[SOURCE MATERIAL Boundary: Start]
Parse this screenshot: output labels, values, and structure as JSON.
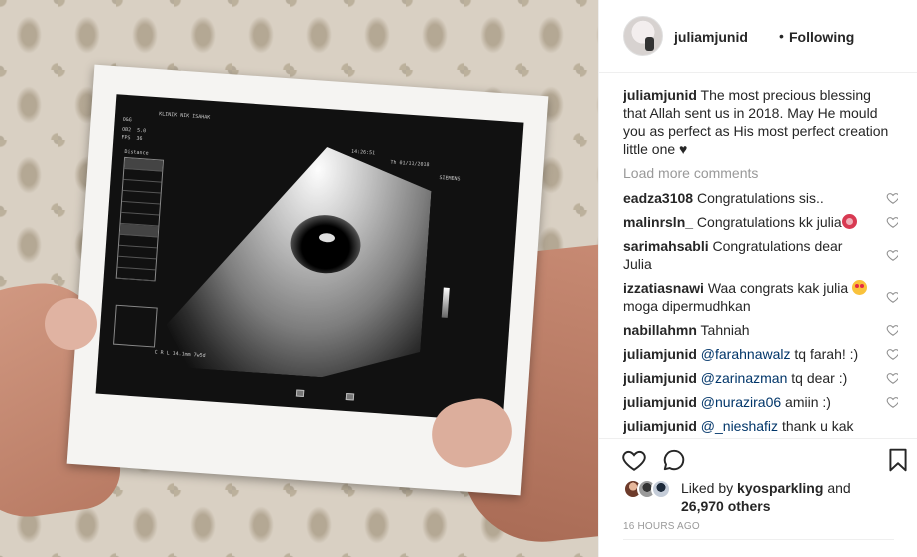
{
  "post": {
    "username": "juliamjunid",
    "separator": "•",
    "follow_status": "Following"
  },
  "caption": {
    "username": "juliamjunid",
    "text": "The most precious blessing that Allah sent us in 2018. May He mould you as perfect as His most perfect creation little one ♥"
  },
  "load_more_label": "Load more comments",
  "comments": [
    {
      "user": "eadza3108",
      "text": "Congratulations sis..",
      "mention": "",
      "emoji": ""
    },
    {
      "user": "malinrsln_",
      "text": "Congratulations kk julia",
      "mention": "",
      "emoji": "hearts"
    },
    {
      "user": "sarimahsabli",
      "text": "Congratulations dear Julia",
      "mention": "",
      "emoji": ""
    },
    {
      "user": "izzatiasnawi",
      "text": "Waa congrats kak julia",
      "mention": "",
      "emoji": "love",
      "text_after": "moga dipermudhkan"
    },
    {
      "user": "nabillahmn",
      "text": "Tahniah",
      "mention": "",
      "emoji": ""
    },
    {
      "user": "juliamjunid",
      "mention": "@farahnawalz",
      "text": "tq farah! :)",
      "emoji": ""
    },
    {
      "user": "juliamjunid",
      "mention": "@zarinazman",
      "text": "tq dear :)",
      "emoji": ""
    },
    {
      "user": "juliamjunid",
      "mention": "@nurazira06",
      "text": "amiin :)",
      "emoji": ""
    },
    {
      "user": "juliamjunid",
      "mention": "@_nieshafiz",
      "text": "thank u kak",
      "emoji": ""
    }
  ],
  "likes": {
    "prefix": "Liked by",
    "user": "kyosparkling",
    "middle": "and",
    "count": "26,970 others"
  },
  "timestamp": "16 HOURS AGO",
  "icons": {
    "like": "heart-icon",
    "comment": "comment-bubble-icon",
    "save": "bookmark-icon",
    "comment_like": "small-heart-icon"
  },
  "scan_text": {
    "clinic": "KLINIK NIK ISAHAK",
    "time": "14:26:51",
    "date": "Th 01/11/2018",
    "brand": "SIEMENS",
    "crl": "C R L   14.1mm 7w5d",
    "distance": "Distance"
  },
  "colors": {
    "text": "#262626",
    "muted": "#999999",
    "mention": "#003569",
    "border": "#efefef"
  }
}
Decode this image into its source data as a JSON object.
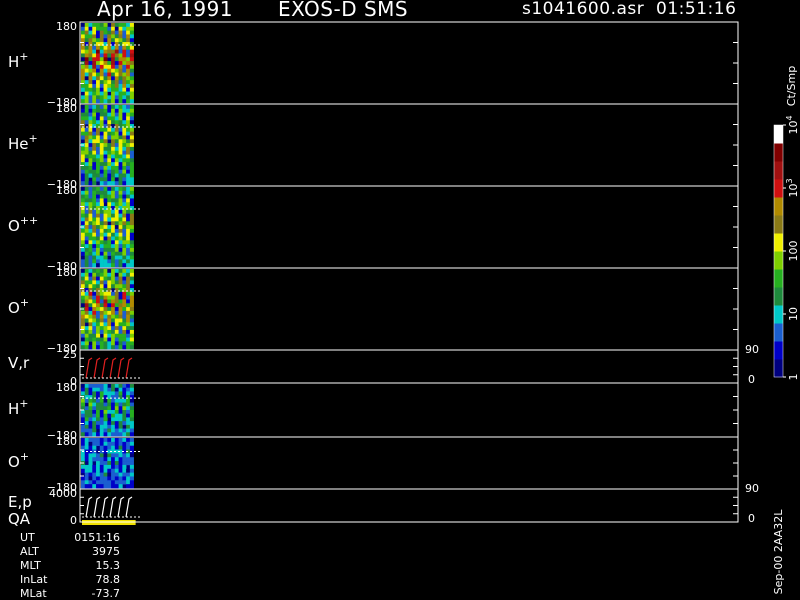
{
  "header": {
    "date": "Apr 16, 1991",
    "instrument": "EXOS-D SMS",
    "file_time": "s1041600.asr  01:51:16"
  },
  "colorbar": {
    "unit": "Ct/Smp",
    "ticks": [
      {
        "label": "1",
        "sup": ""
      },
      {
        "label": "10",
        "sup": ""
      },
      {
        "label": "100",
        "sup": ""
      },
      {
        "label": "10",
        "sup": "3"
      },
      {
        "label": "10",
        "sup": "4"
      }
    ],
    "colors": [
      "#00007f",
      "#0000c8",
      "#1a5fd0",
      "#00c8c8",
      "#1e8a3c",
      "#26b020",
      "#7ed000",
      "#f0f000",
      "#8a7a16",
      "#b08a00",
      "#d01010",
      "#a01010",
      "#800000",
      "#ffffff"
    ]
  },
  "footer": {
    "version": "Sep-00 2AA32L"
  },
  "ephemeris": [
    {
      "key": "UT",
      "value": "0151:16"
    },
    {
      "key": "ALT",
      "value": "3975"
    },
    {
      "key": "MLT",
      "value": "15.3"
    },
    {
      "key": "InLat",
      "value": "78.8"
    },
    {
      "key": "MLat",
      "value": "-73.7"
    }
  ],
  "chart_data": {
    "type": "heatmap",
    "panels": [
      {
        "id": "H+",
        "base": "H",
        "sup": "+",
        "ylim": [
          -180,
          180
        ],
        "tick_top": "180",
        "tick_bottom": "−180",
        "kind": "spectrogram",
        "intensity": "high"
      },
      {
        "id": "He+",
        "base": "He",
        "sup": "+",
        "ylim": [
          -180,
          180
        ],
        "tick_top": "180",
        "tick_bottom": "−180",
        "kind": "spectrogram",
        "intensity": "medium"
      },
      {
        "id": "O++",
        "base": "O",
        "sup": "++",
        "ylim": [
          -180,
          180
        ],
        "tick_top": "180",
        "tick_bottom": "−180",
        "kind": "spectrogram",
        "intensity": "medium"
      },
      {
        "id": "O+",
        "base": "O",
        "sup": "+",
        "ylim": [
          -180,
          180
        ],
        "tick_top": "180",
        "tick_bottom": "−180",
        "kind": "spectrogram",
        "intensity": "medium-high"
      },
      {
        "id": "V,r",
        "base": "V,r",
        "sup": "",
        "ylim": [
          0,
          25
        ],
        "tick_top": "25",
        "tick_bottom": "0",
        "right_top": "90",
        "right_bottom": "0",
        "kind": "line"
      },
      {
        "id": "H+ (2)",
        "base": "H",
        "sup": "+",
        "ylim": [
          -180,
          180
        ],
        "tick_top": "180",
        "tick_bottom": "−180",
        "kind": "spectrogram",
        "intensity": "low"
      },
      {
        "id": "O+ (2)",
        "base": "O",
        "sup": "+",
        "ylim": [
          -180,
          180
        ],
        "tick_top": "180",
        "tick_bottom": "−180",
        "kind": "spectrogram",
        "intensity": "very-low"
      },
      {
        "id": "E,p",
        "base": "E,p",
        "sup": "",
        "ylim": [
          0,
          4000
        ],
        "tick_top": "4000",
        "tick_bottom": "0",
        "right_top": "90",
        "right_bottom": "0",
        "kind": "line"
      }
    ],
    "qa_label": "QA",
    "data_extent_fraction": 0.08,
    "spin_count": 6,
    "count_scale": "log",
    "count_range": [
      1,
      10000
    ]
  }
}
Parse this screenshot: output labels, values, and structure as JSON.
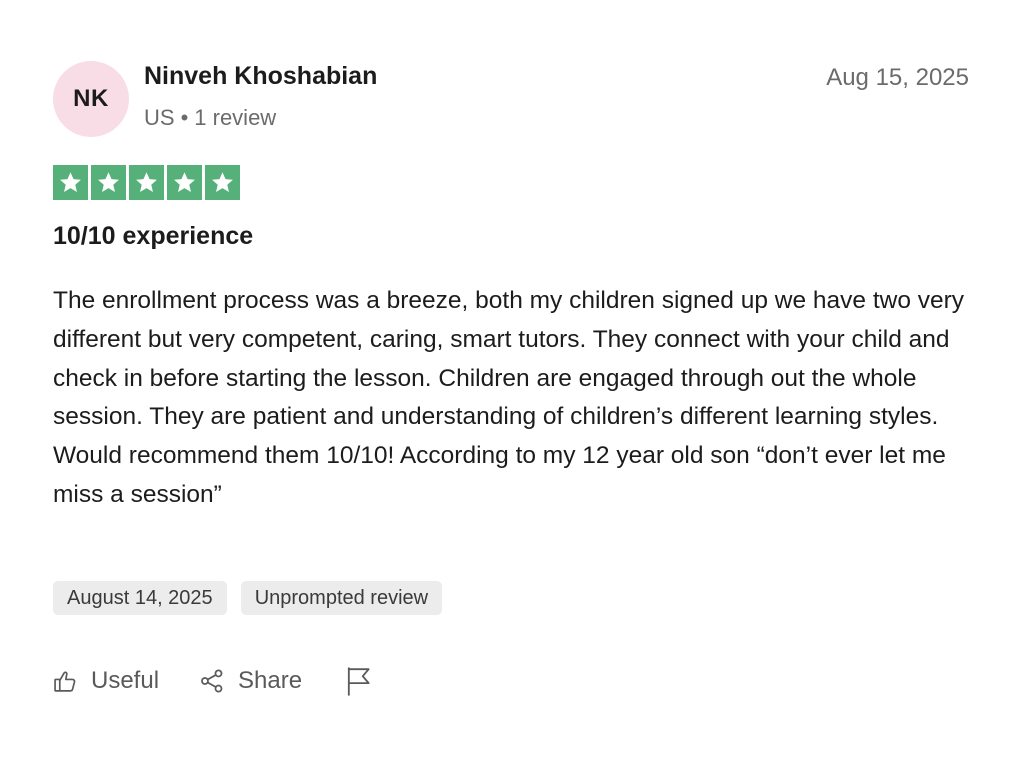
{
  "author": {
    "initials": "NK",
    "name": "Ninveh Khoshabian",
    "country": "US",
    "separator": "•",
    "review_count": "1 review"
  },
  "review": {
    "date": "Aug 15, 2025",
    "rating": 5,
    "rating_max": 5,
    "title": "10/10 experience",
    "body": "The enrollment process was a breeze, both my children signed up we have two very different but very competent, caring, smart tutors. They connect with your child and check in before starting the lesson. Children are engaged through out the whole session. They are patient and understanding of children’s different learning styles. Would recommend them 10/10! According to my 12 year old son “don’t ever let me miss a session”",
    "tags": {
      "experience_date": "August 14, 2025",
      "review_type": "Unprompted review"
    }
  },
  "actions": {
    "useful_label": "Useful",
    "share_label": "Share",
    "flag_icon": "flag-icon"
  },
  "colors": {
    "avatar_bg": "#f8dde6",
    "star_green": "#56b07a",
    "tag_bg": "#ececec",
    "muted_text": "#6b6b6b"
  }
}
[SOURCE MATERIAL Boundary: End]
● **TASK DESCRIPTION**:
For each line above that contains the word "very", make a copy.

● **RESULT FOR THIS EXERCISE**:
        "intensity": "very-low"
    "body": "The enrollment process was a breeze, both my children signed up we have two very different but very competent, caring, smart tutors. They connect with your child and check in before starting the lesson. Children are engaged through out the whole session. They are patient and understanding of children’s different learning styles. Would recommend them 10/10! According to my 12 year old son “don’t ever let me miss a session”",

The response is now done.